November 18th, 2015
Throughout the ages, coffee has been called a virtue and a vice for our health. The latest study comes down in favor of virtue: It says that drinking coffee, whether regular or decaf, could reduce the risk of death.
Researchers started with data from surveys of adults in the United States that asked how much coffee they consumed, as well as other foods and drinks, and then they looked at their rates of death and disease over the following two decades.
The study was large, including more than 200,000 women and 50,000 men.
At first, researchers did not see an obvious relationship between coffee consumption and death rates. Study participants who drank between less than a cup of coffee and three cups a day had 5% to 9% lower risk of dying than those who drank no coffee. Those who drank more than three cups a day did not see any benefit. The finding was murky, like previous studies, some of which suggested a benefit and some did not.
But when the researchers looked at coffee consumption only among people who said they never smoked, the relationship became clearer: Those who drank between less than a cup of coffee and three cups a day had 6% to 8% lower risk of dying than noncoffee drinkers. Those who drank three to five cups and more than five cups had 15% and 12% lower death rates.
“The lower risk of mortality is consistent with our hypothesis that coffee consumption could be good for you (because) we have published papers showing that coffee consumption is associated with lower risk of type 2 diabetes and (heart) disease,” said Ming Ding, a doctoral student in the Harvard School of Public Health department of nutrition. Ding is the lead author of the study, which was published on Monday in the journal Circulation.
It might have been hard to see the link between coffee consumption and lower death rates because coffee and smoking often go hand-in-hand, and any benefits associated with the first could have been canceled out by the second. Although the study participants were asked about smoking, there might have been a tendency, especially among heavy smokers, to underestimate the average number of cigarettes they smoked per day, Ding said.
What’s behind the lower death rate?
It’s possible that people who drink a lot of java have healthier diets overall and drink less soda, which has been linked to higher rates of death and heart disease, or that they have healthier diets overall.
But that’s probably not what links coffee to lower death rates — researchers took into account the health benefits of drinking less soda and eating well. They also took into account the fact that coffee drinkers were more likely to have vices such as drinking alcohol and eating red meat.
At least some of the health benefits associated with coffee consumption are probably a direct result of the ingredients in coffee, Ding said.
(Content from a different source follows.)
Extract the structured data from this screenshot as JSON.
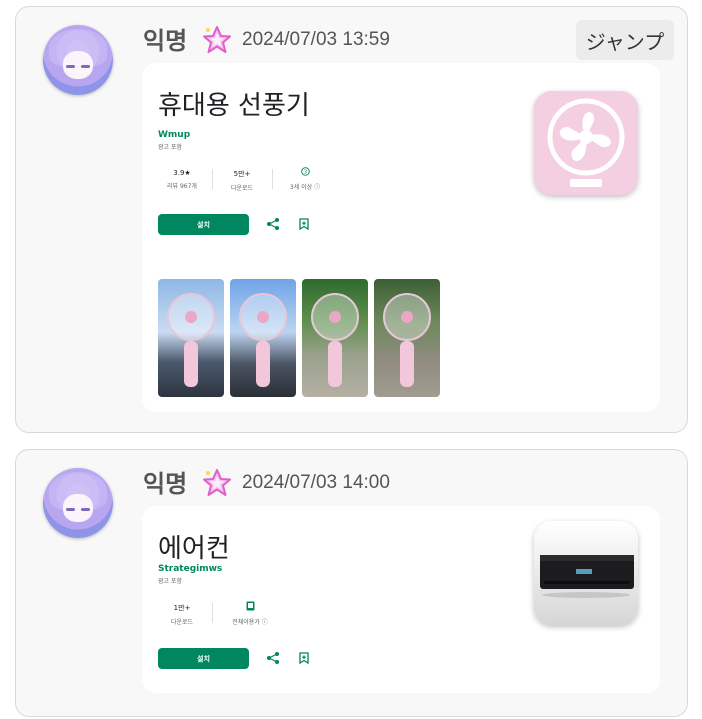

It contains chemicals such as lignans and chlorogenic acid that could reduce inflammation and help control blood sugar, both of which could help reduce the risk of heart disease.
In keeping with this possibility, Ding and her colleagues found that coffee drinkers were about 10% less likely to die of heart disease. They were also between 9% and 37% less likely to die of neurological diseases such as Parkinson’s and dementia.
The researchers also found that study participants who drank at least a cup of coffee a day had between 20% and 36% lower rates of suicide, although those who drank less than a cup had 36% higher rates.
Several other studies have hinted at an association between coffee consumption and lower suicide rates, but it was a bit unexpected to see, Ding said. It is not clear whether chemicals in coffee have a direct effect on mental health or whether people who drink a lot of coffee have higher rates of employment or certain lifestyles that are associated with lower suicide rates, she added.
Although previous studies have suggested that drinking coffee could protect against cancers such as prostate and liver, the current study did not find lower rates of cancer deaths among java drinkers.
However, there may not have been a large enough number of deaths because of specific cancers, such as liver cancer, to be able to see a difference between coffee drinkers and nondrinkers, Ding said.
By Carina Storrs, Special to CNN